SIR CHARLES SEELY, Bart., has been for more than 40 years, in connection with the Babbington Coal Company, one of the principal employers of labour in Bulwell. As he is happily still with us, vigorous at the age of 80, he will be the last man to wish for an eulogium. It may, however, be said that he became M.P. for Nottingham in 1869, and so continued to 1874, and from 1875 to 1891. He was High Sheriff in 1890, and was made a Baronet in 1896. His work in connection with the Nottingham General Hospital, to which valuable institution the Bulwell and Bestwood men so largely subscribe, has extended over 45 years, when he first became a Governor. He has filled the office of president, and has been chairman of the Weekly Board since 1896. He was Colonel of the Robin Hoods from 1875 to 1891.


There are certain advantages which may be secured for Bulwell, if the best of the men and women in the parish will co-operate in acts to be done in Bulwell, without having regard to the opinions entertained as to Acts passed at Westminster.

The beautifying of Bulwell is an object worth the effort, by obtaining the planting of trees in suitable spots in the widest streets, and encouraging the adorning of the backyards with climbing plants, and the windows with flowers.

With the Park and the Forest, Bulwell is well-off for the formation of classes for rambles to study nature. Who will accompany the young people as an interpreter ?

There are probably 500 voluntary workers in all the departments of religious, social, and civic life. The young ones want training by books, lectures, study, and otherwise; for a trained worker is worth double an untrained one. Who will help in the training ?

What have the boys done amiss that the Boy Scout movement is almost a blank, and the Boys' Brigade has not double its present strength ? What movements are there that will so readily develop manliness, self-restraint, self-reliance, courtesy, discipline, power of observation, health, usefulness ? Are there not a dozen men in Bulwell ready to become guides, helpers, officers ?

The girls want helpers who will train them in the blessed work of making happy homes, to be aided by all the handy-work that a good mother shows in making home a little heaven. "Give her purity, truth, and love," every good mother prays for her girl, but she must also be taught how to do things, and to do them well.

The miners, collectively, are the best able to lead in the question of preventing intemperance, and the mothers, by an organized movement, may lead in raising the tone on the question of social purity, but the thoughtful men must rally in hearty support.
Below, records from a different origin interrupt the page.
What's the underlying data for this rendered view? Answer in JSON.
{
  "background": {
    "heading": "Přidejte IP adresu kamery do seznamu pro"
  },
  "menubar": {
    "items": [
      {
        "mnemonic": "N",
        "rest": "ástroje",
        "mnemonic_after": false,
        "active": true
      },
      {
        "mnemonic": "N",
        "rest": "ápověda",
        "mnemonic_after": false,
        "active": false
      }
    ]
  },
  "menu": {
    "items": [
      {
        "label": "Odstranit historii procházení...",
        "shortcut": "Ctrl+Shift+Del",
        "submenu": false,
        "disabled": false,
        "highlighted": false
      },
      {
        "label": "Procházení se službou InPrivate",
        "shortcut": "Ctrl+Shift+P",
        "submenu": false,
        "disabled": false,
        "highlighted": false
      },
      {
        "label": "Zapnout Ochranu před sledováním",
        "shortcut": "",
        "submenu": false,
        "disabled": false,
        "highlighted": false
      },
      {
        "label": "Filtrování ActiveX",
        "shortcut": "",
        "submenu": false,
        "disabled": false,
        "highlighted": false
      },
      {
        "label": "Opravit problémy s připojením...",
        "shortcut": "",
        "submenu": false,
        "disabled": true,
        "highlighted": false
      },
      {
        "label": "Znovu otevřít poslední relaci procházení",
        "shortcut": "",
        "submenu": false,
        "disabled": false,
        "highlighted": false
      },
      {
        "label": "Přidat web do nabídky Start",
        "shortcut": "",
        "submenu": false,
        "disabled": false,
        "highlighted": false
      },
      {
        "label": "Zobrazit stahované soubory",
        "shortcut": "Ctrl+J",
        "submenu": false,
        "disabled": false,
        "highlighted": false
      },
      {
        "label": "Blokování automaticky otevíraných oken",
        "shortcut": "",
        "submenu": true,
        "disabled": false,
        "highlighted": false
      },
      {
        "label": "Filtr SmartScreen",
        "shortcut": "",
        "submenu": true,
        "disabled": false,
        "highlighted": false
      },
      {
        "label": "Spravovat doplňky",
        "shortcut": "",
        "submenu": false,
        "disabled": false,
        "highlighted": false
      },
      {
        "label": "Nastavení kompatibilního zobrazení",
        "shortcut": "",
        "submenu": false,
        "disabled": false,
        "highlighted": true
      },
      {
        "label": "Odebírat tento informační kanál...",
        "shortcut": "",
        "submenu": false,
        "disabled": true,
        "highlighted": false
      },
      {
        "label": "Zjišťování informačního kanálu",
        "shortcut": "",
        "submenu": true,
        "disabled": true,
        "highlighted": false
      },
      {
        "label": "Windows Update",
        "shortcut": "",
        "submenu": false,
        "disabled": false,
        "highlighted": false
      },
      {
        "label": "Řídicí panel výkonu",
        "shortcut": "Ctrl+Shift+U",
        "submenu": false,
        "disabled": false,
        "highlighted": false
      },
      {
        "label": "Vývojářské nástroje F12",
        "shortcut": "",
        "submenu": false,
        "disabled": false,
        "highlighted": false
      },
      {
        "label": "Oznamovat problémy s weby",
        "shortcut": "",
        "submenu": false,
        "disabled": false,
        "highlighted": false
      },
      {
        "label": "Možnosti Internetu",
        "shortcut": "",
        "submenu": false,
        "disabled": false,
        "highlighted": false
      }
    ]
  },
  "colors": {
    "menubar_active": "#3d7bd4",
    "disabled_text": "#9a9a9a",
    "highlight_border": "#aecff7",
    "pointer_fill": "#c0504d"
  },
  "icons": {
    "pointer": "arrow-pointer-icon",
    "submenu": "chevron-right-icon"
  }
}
The churches should see to the circulation of pure literature, and the cultivation of chivalry.

What causes operated whereby the "men of Bulwell" fell from the high position of manliness, energy, self-reliance, and self-government they held for more than 400 years ? By what means has the recovery, during the past 50 years, been aided ? and how may such advantages be perpetuated and developed ? The young people may well be encouraged to write essays on the foregoing. Here is £1 offered towards a prize fund, if the heads of the schools, Day and Sunday, will formulate a little scheme.

Where is the money to come from for a Bulwell Social Improvement Fund? A bazaar of "Bulwell for Bulwell," supported heartily by all classes, would easily raise £250; but money is not half as important as personal service.

The grandest event that could happen in Bulwell would be if all the people would open their hearts to the reception of the provision the loving God has made for them by the acceptance of the Christ as their Saviour and Lord, for then the men who work in darkness would see a Great Light, and women who sigh and weep because of their heavy life-burdens would hear the words "Come unto Me, and ye shall find rest unto your souls;" all the children would be taught of God, and in every house in Bulwell there would be thanksgiving, and the voice of melody.